Check each line below for the word "this". How many have it? Answer with the number only.

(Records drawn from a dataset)
:::::
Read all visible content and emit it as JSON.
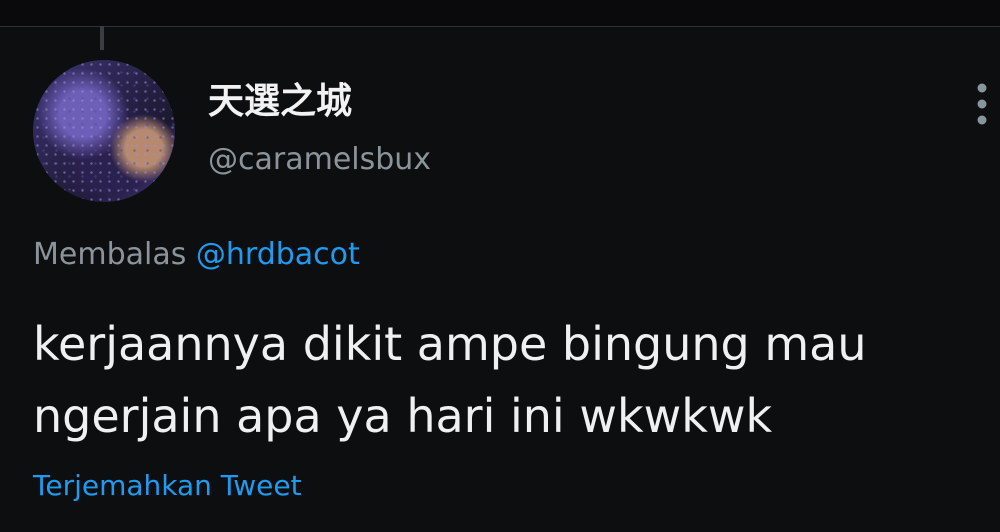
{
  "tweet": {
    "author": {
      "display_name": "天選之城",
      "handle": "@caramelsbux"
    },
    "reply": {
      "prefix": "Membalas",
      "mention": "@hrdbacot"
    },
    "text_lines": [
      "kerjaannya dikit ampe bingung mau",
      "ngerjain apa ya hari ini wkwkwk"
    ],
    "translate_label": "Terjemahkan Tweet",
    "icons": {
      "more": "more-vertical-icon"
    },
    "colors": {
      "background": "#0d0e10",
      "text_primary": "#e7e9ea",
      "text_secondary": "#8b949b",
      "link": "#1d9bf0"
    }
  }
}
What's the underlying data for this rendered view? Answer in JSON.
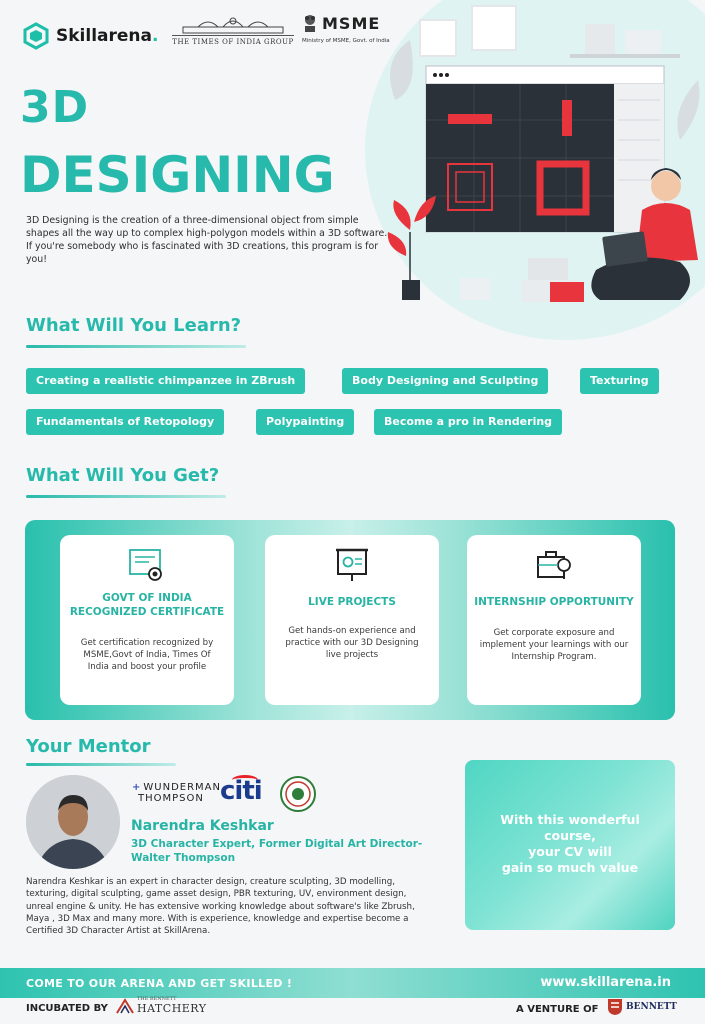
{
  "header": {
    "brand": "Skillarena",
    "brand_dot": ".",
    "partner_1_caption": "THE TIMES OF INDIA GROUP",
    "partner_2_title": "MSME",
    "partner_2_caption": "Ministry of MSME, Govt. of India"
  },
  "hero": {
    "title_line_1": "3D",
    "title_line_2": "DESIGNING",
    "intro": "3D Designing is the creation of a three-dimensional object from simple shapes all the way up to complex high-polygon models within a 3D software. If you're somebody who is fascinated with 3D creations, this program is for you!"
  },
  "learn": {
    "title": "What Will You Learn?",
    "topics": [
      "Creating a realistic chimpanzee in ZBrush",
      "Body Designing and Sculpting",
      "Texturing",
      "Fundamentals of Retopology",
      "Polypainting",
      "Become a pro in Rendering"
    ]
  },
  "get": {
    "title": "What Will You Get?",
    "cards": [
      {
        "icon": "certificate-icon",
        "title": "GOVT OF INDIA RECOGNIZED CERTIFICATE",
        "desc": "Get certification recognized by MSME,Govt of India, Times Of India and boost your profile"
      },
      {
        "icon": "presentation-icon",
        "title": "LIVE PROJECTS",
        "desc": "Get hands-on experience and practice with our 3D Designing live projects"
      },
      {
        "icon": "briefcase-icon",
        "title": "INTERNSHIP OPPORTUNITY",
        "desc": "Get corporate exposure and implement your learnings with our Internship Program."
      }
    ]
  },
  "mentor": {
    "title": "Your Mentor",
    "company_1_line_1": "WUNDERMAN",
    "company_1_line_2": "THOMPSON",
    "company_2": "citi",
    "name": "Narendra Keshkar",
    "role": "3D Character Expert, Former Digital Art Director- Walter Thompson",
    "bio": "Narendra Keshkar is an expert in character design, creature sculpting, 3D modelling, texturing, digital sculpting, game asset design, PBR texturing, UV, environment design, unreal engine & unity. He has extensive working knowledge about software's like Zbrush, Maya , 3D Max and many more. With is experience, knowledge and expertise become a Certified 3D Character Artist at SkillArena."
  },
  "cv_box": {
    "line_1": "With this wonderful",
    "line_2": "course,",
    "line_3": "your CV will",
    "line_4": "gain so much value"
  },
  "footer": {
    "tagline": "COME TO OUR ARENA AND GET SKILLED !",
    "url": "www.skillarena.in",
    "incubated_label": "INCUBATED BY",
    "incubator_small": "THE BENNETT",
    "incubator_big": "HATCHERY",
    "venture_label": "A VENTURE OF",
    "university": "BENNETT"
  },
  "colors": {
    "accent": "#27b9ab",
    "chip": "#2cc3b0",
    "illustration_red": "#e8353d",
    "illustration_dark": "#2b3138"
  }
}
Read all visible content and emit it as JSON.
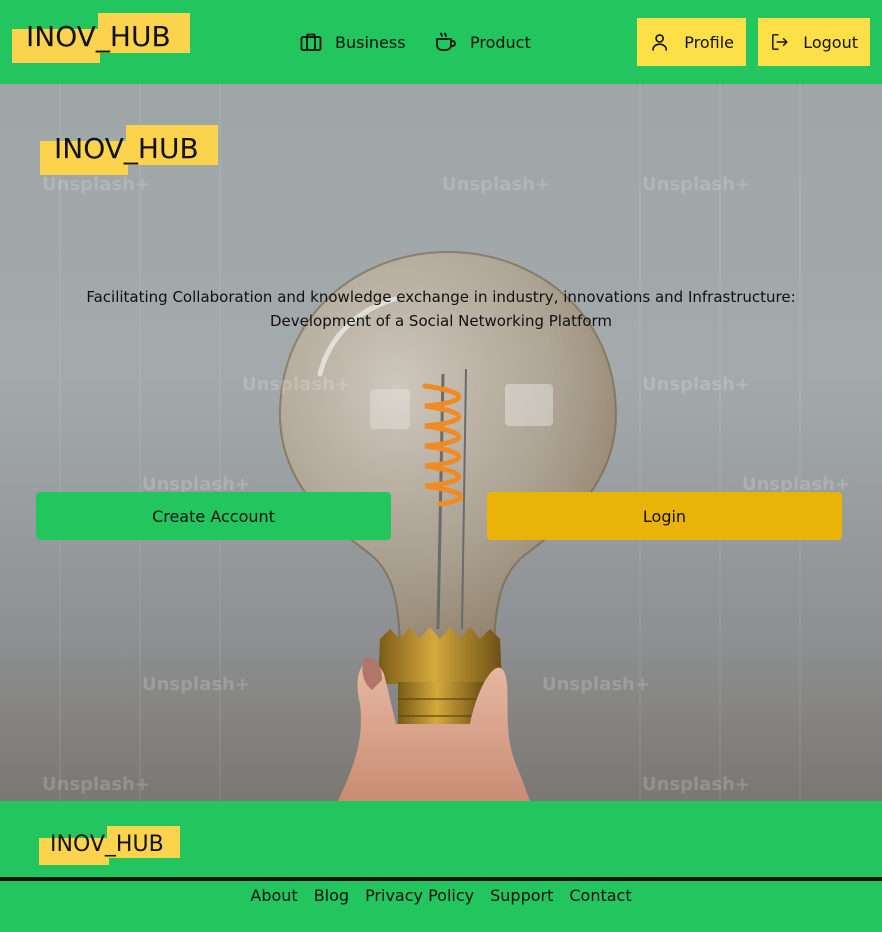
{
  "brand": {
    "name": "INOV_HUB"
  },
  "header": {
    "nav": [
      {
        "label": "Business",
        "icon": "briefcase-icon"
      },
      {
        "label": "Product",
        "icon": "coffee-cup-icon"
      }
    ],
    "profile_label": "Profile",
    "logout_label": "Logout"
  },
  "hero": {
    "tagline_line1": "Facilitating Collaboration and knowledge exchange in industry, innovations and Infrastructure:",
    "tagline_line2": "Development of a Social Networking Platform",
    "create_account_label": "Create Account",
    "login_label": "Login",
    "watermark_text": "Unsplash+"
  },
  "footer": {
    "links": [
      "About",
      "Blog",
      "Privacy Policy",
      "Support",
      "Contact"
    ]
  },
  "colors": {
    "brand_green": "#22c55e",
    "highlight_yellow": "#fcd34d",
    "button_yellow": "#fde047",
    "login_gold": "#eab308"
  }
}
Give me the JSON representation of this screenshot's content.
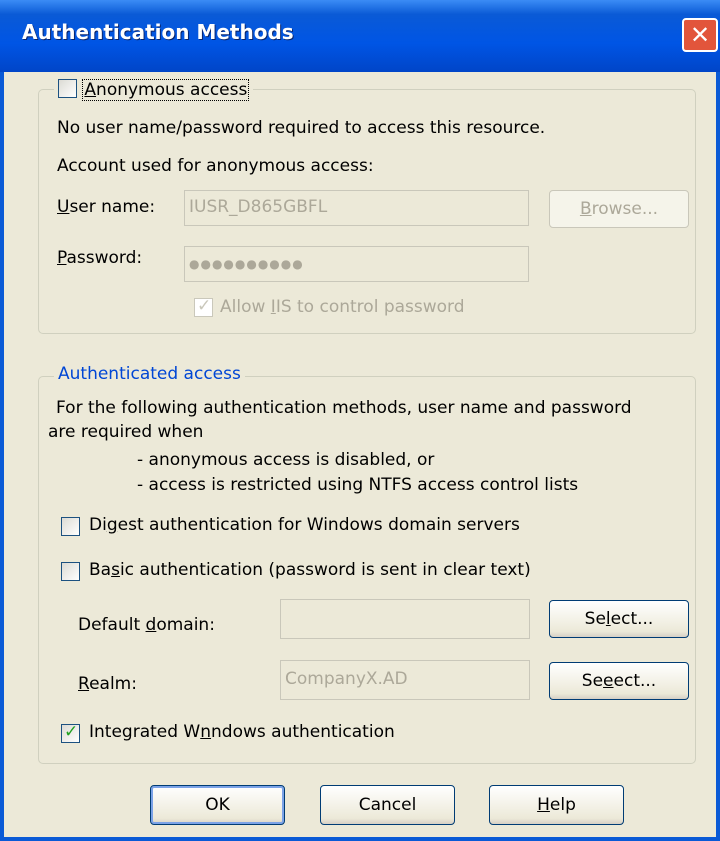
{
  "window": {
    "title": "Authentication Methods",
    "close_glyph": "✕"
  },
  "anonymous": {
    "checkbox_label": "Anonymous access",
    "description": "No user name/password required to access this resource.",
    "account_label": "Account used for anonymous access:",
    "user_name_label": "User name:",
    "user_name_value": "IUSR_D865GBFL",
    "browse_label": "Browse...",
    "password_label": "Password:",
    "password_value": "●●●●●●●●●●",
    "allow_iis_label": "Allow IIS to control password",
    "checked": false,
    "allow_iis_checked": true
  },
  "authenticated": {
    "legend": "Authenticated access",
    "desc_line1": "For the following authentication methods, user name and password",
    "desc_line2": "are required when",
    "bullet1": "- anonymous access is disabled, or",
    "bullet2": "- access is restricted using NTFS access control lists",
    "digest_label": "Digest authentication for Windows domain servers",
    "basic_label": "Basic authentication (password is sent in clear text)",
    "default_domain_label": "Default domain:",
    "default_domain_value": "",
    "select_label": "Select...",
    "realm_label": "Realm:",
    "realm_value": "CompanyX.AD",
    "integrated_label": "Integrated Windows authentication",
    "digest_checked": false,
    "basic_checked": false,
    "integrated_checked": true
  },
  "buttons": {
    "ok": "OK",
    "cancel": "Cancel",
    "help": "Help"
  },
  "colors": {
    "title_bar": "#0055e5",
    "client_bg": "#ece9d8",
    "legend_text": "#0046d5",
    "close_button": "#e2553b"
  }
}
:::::
_RESULT BELOW:_ 5